Data shown
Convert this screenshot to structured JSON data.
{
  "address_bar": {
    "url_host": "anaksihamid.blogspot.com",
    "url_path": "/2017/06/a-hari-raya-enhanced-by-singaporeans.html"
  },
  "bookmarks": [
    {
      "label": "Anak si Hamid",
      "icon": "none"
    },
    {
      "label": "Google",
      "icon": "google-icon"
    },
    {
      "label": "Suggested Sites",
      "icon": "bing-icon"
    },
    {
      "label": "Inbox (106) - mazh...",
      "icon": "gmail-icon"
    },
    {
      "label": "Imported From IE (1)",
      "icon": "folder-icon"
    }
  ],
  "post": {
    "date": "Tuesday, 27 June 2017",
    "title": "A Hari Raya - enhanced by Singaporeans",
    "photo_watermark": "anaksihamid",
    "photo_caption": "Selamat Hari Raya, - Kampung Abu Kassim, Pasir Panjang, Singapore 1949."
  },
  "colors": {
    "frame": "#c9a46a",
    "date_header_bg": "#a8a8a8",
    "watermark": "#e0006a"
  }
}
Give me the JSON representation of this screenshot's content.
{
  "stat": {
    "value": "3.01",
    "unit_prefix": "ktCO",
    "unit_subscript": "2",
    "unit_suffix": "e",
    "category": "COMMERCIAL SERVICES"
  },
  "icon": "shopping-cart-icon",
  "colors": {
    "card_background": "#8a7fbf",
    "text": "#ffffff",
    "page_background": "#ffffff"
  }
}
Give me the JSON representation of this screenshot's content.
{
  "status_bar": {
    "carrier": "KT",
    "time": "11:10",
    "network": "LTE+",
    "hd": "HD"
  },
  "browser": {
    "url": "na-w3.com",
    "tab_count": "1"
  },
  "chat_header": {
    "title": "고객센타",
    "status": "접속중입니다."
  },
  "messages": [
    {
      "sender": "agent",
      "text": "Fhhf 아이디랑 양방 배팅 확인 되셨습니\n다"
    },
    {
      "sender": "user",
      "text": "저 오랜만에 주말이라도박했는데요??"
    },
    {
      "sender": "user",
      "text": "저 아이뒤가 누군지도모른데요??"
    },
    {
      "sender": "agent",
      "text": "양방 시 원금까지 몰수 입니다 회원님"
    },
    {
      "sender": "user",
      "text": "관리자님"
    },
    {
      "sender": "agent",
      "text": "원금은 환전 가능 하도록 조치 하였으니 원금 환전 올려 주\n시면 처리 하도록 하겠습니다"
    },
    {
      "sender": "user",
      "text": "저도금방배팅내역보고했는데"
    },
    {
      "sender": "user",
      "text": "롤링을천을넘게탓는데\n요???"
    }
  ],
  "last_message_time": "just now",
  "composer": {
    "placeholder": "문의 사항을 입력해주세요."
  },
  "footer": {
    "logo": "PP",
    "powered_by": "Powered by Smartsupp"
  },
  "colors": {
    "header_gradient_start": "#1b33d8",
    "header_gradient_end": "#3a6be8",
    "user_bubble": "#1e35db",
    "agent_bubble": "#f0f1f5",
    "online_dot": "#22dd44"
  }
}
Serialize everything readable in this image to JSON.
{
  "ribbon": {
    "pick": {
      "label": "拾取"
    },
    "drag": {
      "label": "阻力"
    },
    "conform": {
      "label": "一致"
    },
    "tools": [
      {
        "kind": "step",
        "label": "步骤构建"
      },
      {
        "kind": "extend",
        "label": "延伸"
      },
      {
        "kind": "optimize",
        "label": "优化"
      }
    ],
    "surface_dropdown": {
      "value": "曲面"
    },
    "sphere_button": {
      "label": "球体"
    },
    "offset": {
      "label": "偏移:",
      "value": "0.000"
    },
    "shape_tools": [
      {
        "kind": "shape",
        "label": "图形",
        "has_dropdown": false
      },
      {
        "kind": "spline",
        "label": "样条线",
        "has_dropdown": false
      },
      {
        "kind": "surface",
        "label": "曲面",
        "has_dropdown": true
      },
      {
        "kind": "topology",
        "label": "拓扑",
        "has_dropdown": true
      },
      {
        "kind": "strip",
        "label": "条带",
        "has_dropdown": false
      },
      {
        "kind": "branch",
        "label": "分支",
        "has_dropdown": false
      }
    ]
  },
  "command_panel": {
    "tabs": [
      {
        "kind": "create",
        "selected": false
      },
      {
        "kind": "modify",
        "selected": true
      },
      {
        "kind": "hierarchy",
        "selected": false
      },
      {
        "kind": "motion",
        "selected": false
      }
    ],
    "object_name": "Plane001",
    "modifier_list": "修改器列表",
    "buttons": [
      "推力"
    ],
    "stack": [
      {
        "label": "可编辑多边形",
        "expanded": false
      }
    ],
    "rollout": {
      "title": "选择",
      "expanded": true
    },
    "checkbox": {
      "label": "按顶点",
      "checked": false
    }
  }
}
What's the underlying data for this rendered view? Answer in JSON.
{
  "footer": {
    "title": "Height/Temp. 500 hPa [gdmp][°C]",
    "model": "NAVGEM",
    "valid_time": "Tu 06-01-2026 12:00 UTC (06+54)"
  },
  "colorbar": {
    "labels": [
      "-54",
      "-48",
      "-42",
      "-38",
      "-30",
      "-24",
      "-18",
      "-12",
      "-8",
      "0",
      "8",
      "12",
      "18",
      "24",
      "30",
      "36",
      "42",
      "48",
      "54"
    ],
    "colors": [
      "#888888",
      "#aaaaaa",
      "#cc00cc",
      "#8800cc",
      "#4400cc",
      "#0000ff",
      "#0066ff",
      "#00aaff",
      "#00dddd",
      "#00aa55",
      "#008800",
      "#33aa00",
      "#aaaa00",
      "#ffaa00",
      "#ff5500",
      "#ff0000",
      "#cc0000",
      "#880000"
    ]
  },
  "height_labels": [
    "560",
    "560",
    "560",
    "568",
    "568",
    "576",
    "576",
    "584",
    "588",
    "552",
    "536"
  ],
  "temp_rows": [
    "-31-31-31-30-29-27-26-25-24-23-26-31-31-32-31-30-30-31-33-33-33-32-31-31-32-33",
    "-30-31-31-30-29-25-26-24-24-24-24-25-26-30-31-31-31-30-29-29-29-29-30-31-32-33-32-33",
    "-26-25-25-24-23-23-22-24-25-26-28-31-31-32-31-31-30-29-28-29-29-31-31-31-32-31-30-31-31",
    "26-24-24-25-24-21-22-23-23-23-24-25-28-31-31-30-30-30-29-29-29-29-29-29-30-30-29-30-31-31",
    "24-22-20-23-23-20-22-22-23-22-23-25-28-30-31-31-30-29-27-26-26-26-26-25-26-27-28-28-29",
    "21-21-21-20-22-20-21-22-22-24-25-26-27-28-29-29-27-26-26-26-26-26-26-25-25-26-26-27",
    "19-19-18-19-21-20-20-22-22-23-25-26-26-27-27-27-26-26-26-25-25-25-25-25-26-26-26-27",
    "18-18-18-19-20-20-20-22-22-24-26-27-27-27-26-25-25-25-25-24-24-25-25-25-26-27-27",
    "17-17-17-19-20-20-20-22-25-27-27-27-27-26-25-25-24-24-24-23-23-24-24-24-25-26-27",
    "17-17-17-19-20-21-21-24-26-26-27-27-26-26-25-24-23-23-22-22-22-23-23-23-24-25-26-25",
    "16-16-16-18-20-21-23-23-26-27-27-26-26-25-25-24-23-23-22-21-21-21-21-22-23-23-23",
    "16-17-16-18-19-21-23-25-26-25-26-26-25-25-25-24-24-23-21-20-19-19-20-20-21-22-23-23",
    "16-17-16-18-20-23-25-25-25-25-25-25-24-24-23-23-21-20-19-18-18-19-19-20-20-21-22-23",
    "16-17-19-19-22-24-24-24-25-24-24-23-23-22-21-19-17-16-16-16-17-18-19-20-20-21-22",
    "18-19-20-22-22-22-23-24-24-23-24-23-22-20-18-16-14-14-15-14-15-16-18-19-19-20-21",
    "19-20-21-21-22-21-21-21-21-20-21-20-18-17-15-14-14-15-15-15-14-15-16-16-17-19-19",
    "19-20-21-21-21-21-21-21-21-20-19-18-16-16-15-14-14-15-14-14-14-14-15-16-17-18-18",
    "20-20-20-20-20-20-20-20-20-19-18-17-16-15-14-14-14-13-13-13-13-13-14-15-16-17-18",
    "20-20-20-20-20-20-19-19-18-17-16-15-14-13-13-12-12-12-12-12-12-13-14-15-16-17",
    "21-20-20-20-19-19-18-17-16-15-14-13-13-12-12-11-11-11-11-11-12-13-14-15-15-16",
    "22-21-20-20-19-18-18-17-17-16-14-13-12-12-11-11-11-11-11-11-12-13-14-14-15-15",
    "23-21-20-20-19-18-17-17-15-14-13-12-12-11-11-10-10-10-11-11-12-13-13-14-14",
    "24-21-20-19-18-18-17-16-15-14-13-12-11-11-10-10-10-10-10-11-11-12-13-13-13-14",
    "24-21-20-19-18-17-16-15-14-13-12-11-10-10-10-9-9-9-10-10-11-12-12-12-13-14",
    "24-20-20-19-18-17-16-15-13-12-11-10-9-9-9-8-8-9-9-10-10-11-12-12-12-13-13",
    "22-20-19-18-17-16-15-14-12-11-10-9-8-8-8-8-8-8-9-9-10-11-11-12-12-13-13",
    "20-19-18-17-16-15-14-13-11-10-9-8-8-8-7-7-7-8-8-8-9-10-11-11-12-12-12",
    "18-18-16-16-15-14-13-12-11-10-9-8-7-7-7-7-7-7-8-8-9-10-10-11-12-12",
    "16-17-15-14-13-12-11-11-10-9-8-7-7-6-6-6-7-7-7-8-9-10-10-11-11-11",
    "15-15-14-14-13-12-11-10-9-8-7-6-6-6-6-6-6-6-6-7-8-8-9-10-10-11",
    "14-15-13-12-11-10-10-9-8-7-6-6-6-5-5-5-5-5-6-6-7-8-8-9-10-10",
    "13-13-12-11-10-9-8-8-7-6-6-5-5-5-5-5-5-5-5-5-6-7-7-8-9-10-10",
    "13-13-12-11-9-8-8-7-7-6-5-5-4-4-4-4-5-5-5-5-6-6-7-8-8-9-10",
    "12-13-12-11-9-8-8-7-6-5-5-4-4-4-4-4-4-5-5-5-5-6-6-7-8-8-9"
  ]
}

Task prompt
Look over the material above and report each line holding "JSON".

Exercise output
Convert this screenshot to structured JSON data.
Give me the JSON representation of this screenshot's content.
Give me the JSON representation of this screenshot's content.
Serialize everything readable in this image to JSON.
What's the underlying data for this rendered view? Answer in JSON.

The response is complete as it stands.